» Try it: Exact repetition, pictures omitted: give every record below again.

» Items listed in a dataset:
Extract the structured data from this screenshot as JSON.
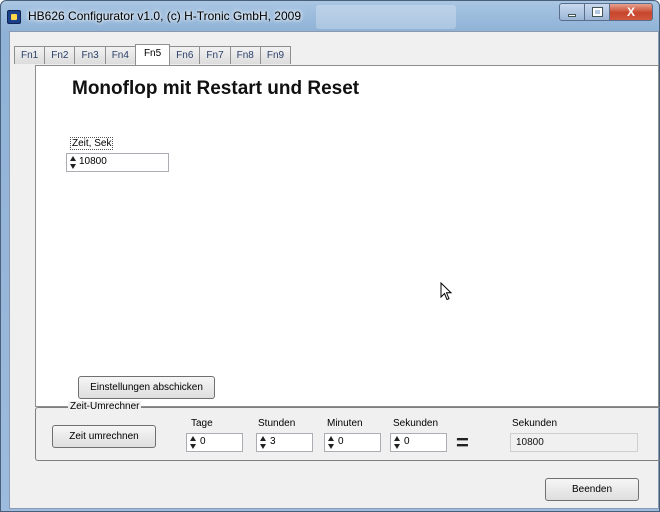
{
  "window": {
    "title": "HB626 Configurator v1.0, (c) H-Tronic GmbH, 2009",
    "close_glyph": "X"
  },
  "tabs": [
    {
      "label": "Fn1"
    },
    {
      "label": "Fn2"
    },
    {
      "label": "Fn3"
    },
    {
      "label": "Fn4"
    },
    {
      "label": "Fn5",
      "active": true
    },
    {
      "label": "Fn6"
    },
    {
      "label": "Fn7"
    },
    {
      "label": "Fn8"
    },
    {
      "label": "Fn9"
    }
  ],
  "panel": {
    "title": "Monoflop mit Restart und Reset",
    "time_label": "Zeit, Sek",
    "time_value": "10800",
    "submit_label": "Einstellungen abschicken"
  },
  "converter": {
    "legend": "Zeit-Umrechner",
    "button_label": "Zeit umrechnen",
    "days_label": "Tage",
    "days_value": "0",
    "hours_label": "Stunden",
    "hours_value": "3",
    "minutes_label": "Minuten",
    "minutes_value": "0",
    "seconds_label": "Sekunden",
    "seconds_value": "0",
    "equals": "=",
    "result_label": "Sekunden",
    "result_value": "10800"
  },
  "footer": {
    "quit_label": "Beenden"
  },
  "colors": {
    "title_bar": "#9dbbdc",
    "client_bg": "#f0f0f0",
    "close_button": "#c7452b"
  },
  "icons": [
    "app-icon",
    "minimize-icon",
    "maximize-icon",
    "close-icon",
    "mouse-cursor-icon"
  ]
}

» Written response:
Extract the structured data from this screenshot as JSON.
{
  "window": {
    "title": "HB626 Configurator v1.0, (c) H-Tronic GmbH, 2009",
    "close_glyph": "X"
  },
  "tabs": [
    {
      "label": "Fn1"
    },
    {
      "label": "Fn2"
    },
    {
      "label": "Fn3"
    },
    {
      "label": "Fn4"
    },
    {
      "label": "Fn5",
      "active": true
    },
    {
      "label": "Fn6"
    },
    {
      "label": "Fn7"
    },
    {
      "label": "Fn8"
    },
    {
      "label": "Fn9"
    }
  ],
  "panel": {
    "title": "Monoflop mit Restart und Reset",
    "time_label": "Zeit, Sek",
    "time_value": "10800",
    "submit_label": "Einstellungen abschicken"
  },
  "converter": {
    "legend": "Zeit-Umrechner",
    "button_label": "Zeit umrechnen",
    "days_label": "Tage",
    "days_value": "0",
    "hours_label": "Stunden",
    "hours_value": "3",
    "minutes_label": "Minuten",
    "minutes_value": "0",
    "seconds_label": "Sekunden",
    "seconds_value": "0",
    "equals": "=",
    "result_label": "Sekunden",
    "result_value": "10800"
  },
  "footer": {
    "quit_label": "Beenden"
  },
  "colors": {
    "title_bar": "#9dbbdc",
    "client_bg": "#f0f0f0",
    "close_button": "#c7452b"
  },
  "icons": [
    "app-icon",
    "minimize-icon",
    "maximize-icon",
    "close-icon",
    "mouse-cursor-icon"
  ]
}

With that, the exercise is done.